J. Everett Prewitt
Northland Publishing Co. (2017)
Reviewed by Carol Hoyer for Reader Views (6/17)
Article first published as Book Review: ‘Something About Ann’ by J. Everett Prewitt on Blogcritics.
“Something About Ann,” by J. Everett Prewitt is an excellent book of short stories including a novella of the same name, that will touch the heart of all.
As a military “brat,” family member, and Psychologist for the military, each of the short, compelling stories hit home for me. I have seen so much of what Prewitt so vividly describes, I found I could relate closely with each of these men.
The stories narrate the horrific experiences encountered by the “Seven” and how those experiences continued to haunt them through adulthood. Prewitt’s realistic depiction of the war never leaves one’s mind as it plays out in the men’s daily lives.
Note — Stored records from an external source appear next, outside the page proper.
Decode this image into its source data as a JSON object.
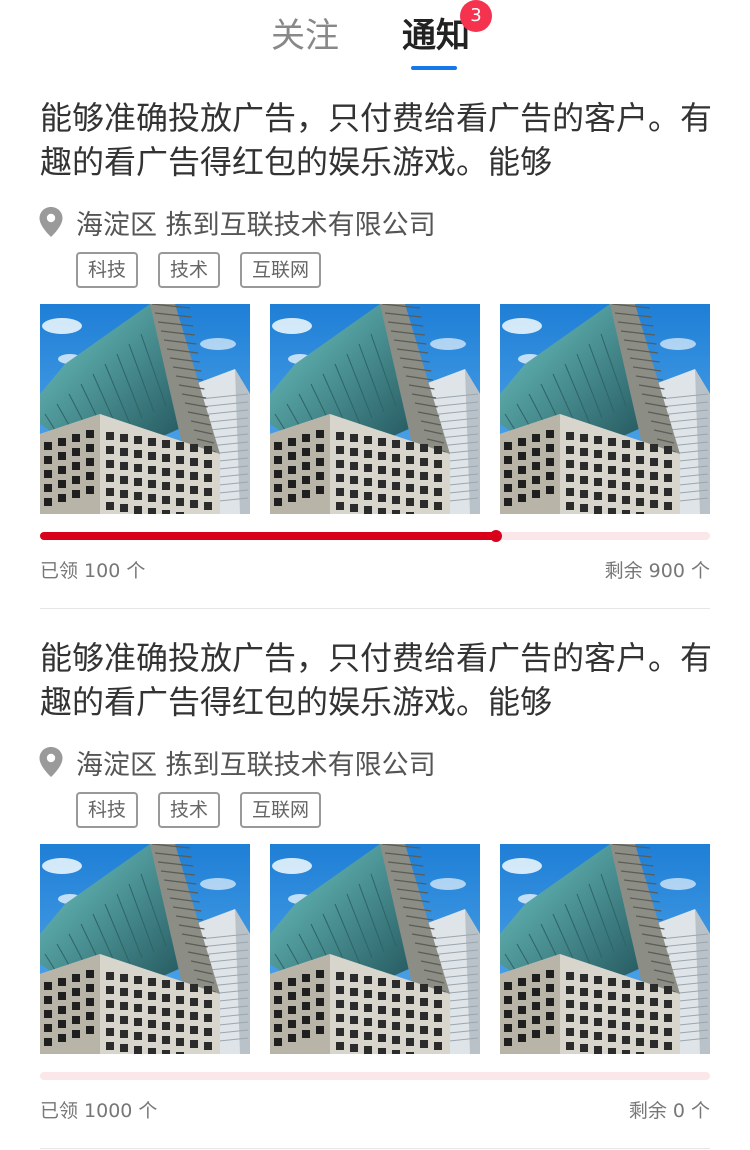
{
  "tabs": {
    "follow": "关注",
    "notice": "通知",
    "notice_badge": "3"
  },
  "colors": {
    "accent_blue": "#1677e8",
    "badge_red": "#f5334f",
    "progress_red": "#d9001b",
    "progress_track": "#fbe7e9"
  },
  "cards": [
    {
      "title": "能够准确投放广告，只付费给看广告的客户。有趣的看广告得红包的娱乐游戏。能够",
      "location": "海淀区 拣到互联技术有限公司",
      "tags": [
        "科技",
        "技术",
        "互联网"
      ],
      "images": [
        "building-photo",
        "building-photo",
        "building-photo"
      ],
      "progress_fraction": 0.68,
      "claimed": "已领 100 个",
      "remaining": "剩余 900 个"
    },
    {
      "title": "能够准确投放广告，只付费给看广告的客户。有趣的看广告得红包的娱乐游戏。能够",
      "location": "海淀区 拣到互联技术有限公司",
      "tags": [
        "科技",
        "技术",
        "互联网"
      ],
      "images": [
        "building-photo",
        "building-photo",
        "building-photo"
      ],
      "progress_fraction": 0,
      "claimed": "已领 1000 个",
      "remaining": "剩余 0 个"
    }
  ]
}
Each character relies on his survival skills to try to develop a peaceful mind, which causes conflict, anger, non-existent social skills. Clarence Bankston encounters a Vietnamese woman at a party and his anger is in full force. He finally comes to the realization that both sides suffered and lost loved ones. I related to Xavier in another story, as he like many of us, come to realize that life lessons are often learned in the most unlikely places.
Prewitt, a Vietnam Vet and former Army Officer, has taken his experiences and realistic writing skills and constructed insightful narratives using some of his friends, from home life on the street and the continual battle with the street and demons in their minds. He is very transparent in his description of Post-Traumatic Stress Syndrome. Prewitt’s writing is emotional and engaging. Having witnessed my brother, a Vietnam vet, struggle daily with PTSD, Agent Orange, alcohol abuse, and anger, this read will give you a better understanding of what goes on daily just to feel normal.
Each of these men cling to each other for support and sanity. Many do not realize that these soldiers often can only relate to those who have been through the same experiences. The author made me rethink my views on assumptions, bonding and relationships. My hopes while reading these stories, is that someday we will accept individuals for who they are, and not try to change them to our standards.
“Something About Ann” by J. Everett Prewitt is a must read for all who are interested in learning about brotherhood, bonding, passion and survival.